I knew the funds would be accepted by the university without issue and had been given a little breathing room to work on the next scholarship or grant acquisition to cover books, supplies and transportation needs.
The grant is named after Sen. Pell, a native New Yorker who used his tenure to make groundbreaking contributions in the federal government’s support of environmental protection, the arts and, of course, higher education. In his role as chairman of the Senate subcommittee on education, Pell authored major legislation bolstering federal financial assistance to elementary and secondary schools and expanding federal education programs.
The New York Times reports that it was after winning his first Senate term in 1960 that Pell sponsored the preparation of a two-volume statistical report that became the basis of the bill creating the Basic Educational Opportunity Grant, or BEOG, which provided financial aid to attend college. Asked in a 1996 interview how the programs came to be known as the Pell Grants, he offered, “Because there was no Senator Beog!” The name was officially changed to Pell Grants in 1980 by his colleagues in Congress. This year marks the 50th anniversary of their existence.
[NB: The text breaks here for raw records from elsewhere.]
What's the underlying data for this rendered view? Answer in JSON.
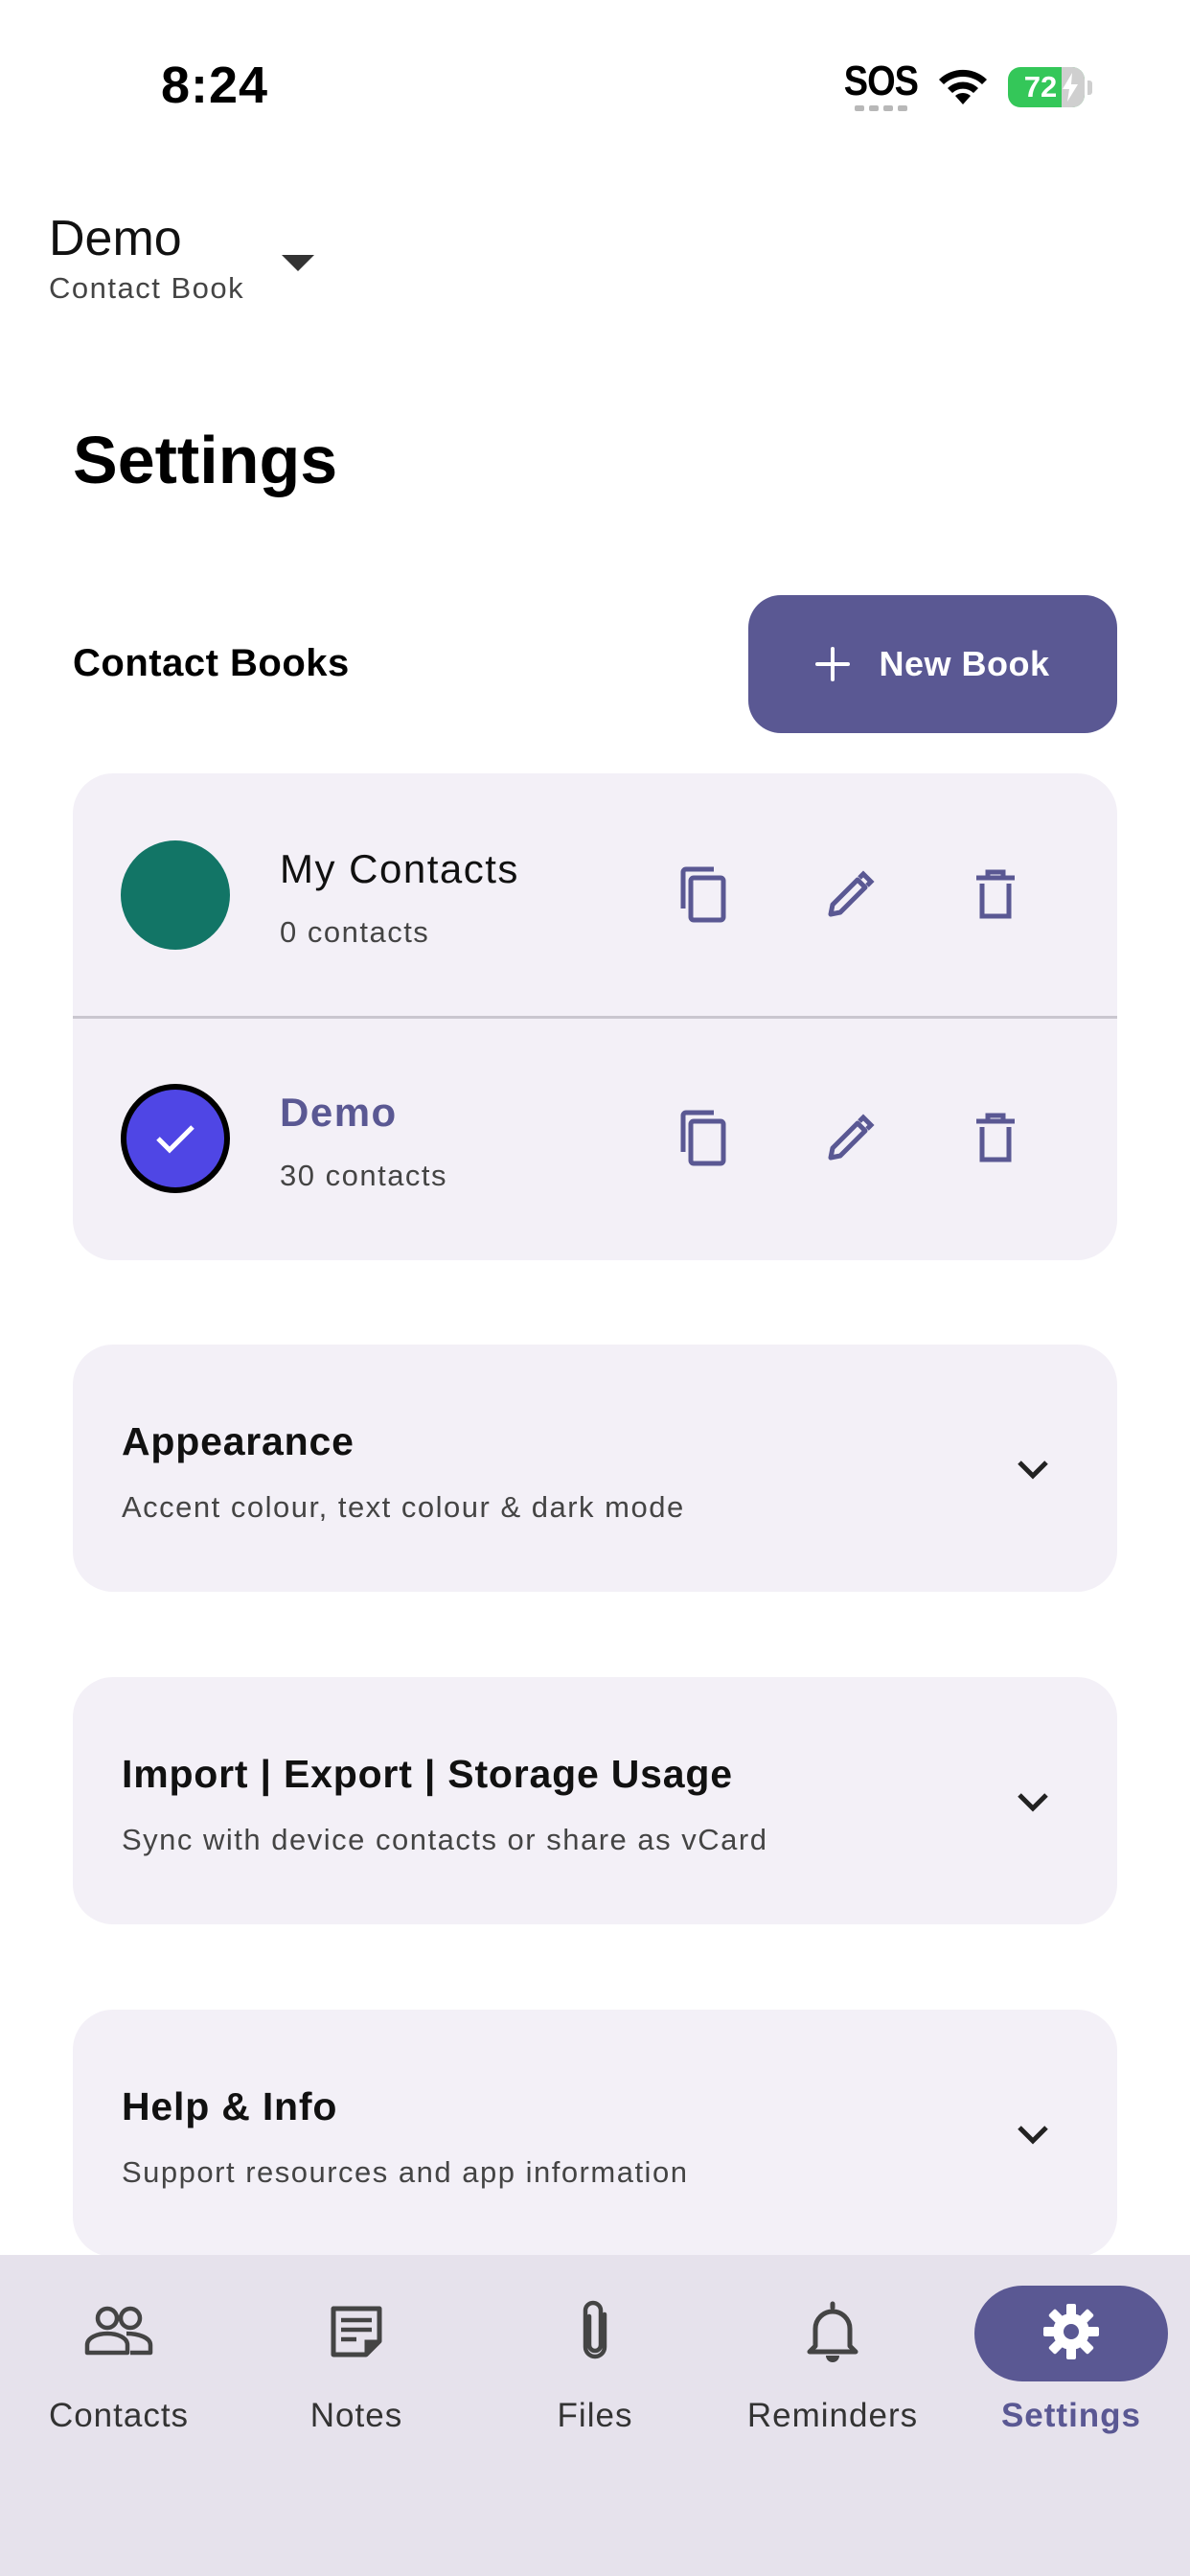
{
  "status_bar": {
    "time": "8:24",
    "sos": "SOS",
    "battery": "72"
  },
  "book_selector": {
    "name": "Demo",
    "subtitle": "Contact Book"
  },
  "page_title": "Settings",
  "contact_books": {
    "label": "Contact Books",
    "new_book_label": "New Book",
    "books": [
      {
        "name": "My Contacts",
        "count": "0 contacts",
        "color": "#127566",
        "selected": false
      },
      {
        "name": "Demo",
        "count": "30 contacts",
        "color": "#4f46e5",
        "selected": true
      }
    ]
  },
  "sections": [
    {
      "title": "Appearance",
      "subtitle": "Accent colour, text colour & dark mode"
    },
    {
      "title": "Import | Export | Storage Usage",
      "subtitle": "Sync with device contacts or share as vCard"
    },
    {
      "title": "Help & Info",
      "subtitle": "Support resources and app information"
    }
  ],
  "bottom_nav": {
    "items": [
      {
        "label": "Contacts",
        "icon": "people-icon"
      },
      {
        "label": "Notes",
        "icon": "note-icon"
      },
      {
        "label": "Files",
        "icon": "paperclip-icon"
      },
      {
        "label": "Reminders",
        "icon": "bell-icon"
      },
      {
        "label": "Settings",
        "icon": "gear-icon"
      }
    ],
    "active": "Settings"
  },
  "colors": {
    "accent": "#5a5893",
    "card_bg": "#f3f0f7",
    "nav_bg": "#e6e2ec",
    "battery": "#34c759"
  }
}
When Pell died in 2009, President Biden said, “The doors of college have been opened to millions of Americans and will continue to be opened to millions more. That is a legacy that will live on for generations to come.”
What made the Pell Grant so desirable and truly remarkable to me was its no-strings-attached nature. The funds didn’t need to be paid back. You didn’t have to compete and beat out any other students, who also likely needed the support, or share a deeply personal narrative for judgment to earn selection. The grant helped change the trajectory of my life and gave me support in chasing my dreams. I wouldn’t have the career and corresponding stability I enjoy now if I didn’t have the credentials financed by Pell and Compact Scholarships.
But it isn’t enough.
As we celebrate the golden anniversary of the grant program, more can be done. Pell remains the most effective federal investment in college affordability, but the current award covers less than one-third of the average cost of attending a four-year public college — the lowest share in more than 40 years. Millions of students are in critical need of additional grant aid to pay for college. Doubling the Pell Grant would ensure access and affordability for all students to pursue higher education.
Dr. Montserrat Fuentes, president of St. Edward’s University in Austin, Texas, recently shared an analysis from The Gender Equity Policy Institute of the Congressional proposals. It found doubling Pell would decrease debt for all students pursuing bachelor’s degrees by about 79%. It would particularly benefit students of color, helping to reduce debt for Black (80%), Latino (83%), and Native American (85%) students.
As I think about my time at Wayne State and how lucky I was to have support in making it to graduation, I can’t help but consider all the students who could have been by my side if they too had been able to rely on sufficient funding to make the dream a reality.
Tracey Pearson is a communications officer at The Kresge Foundation supporting its Education and American City programs.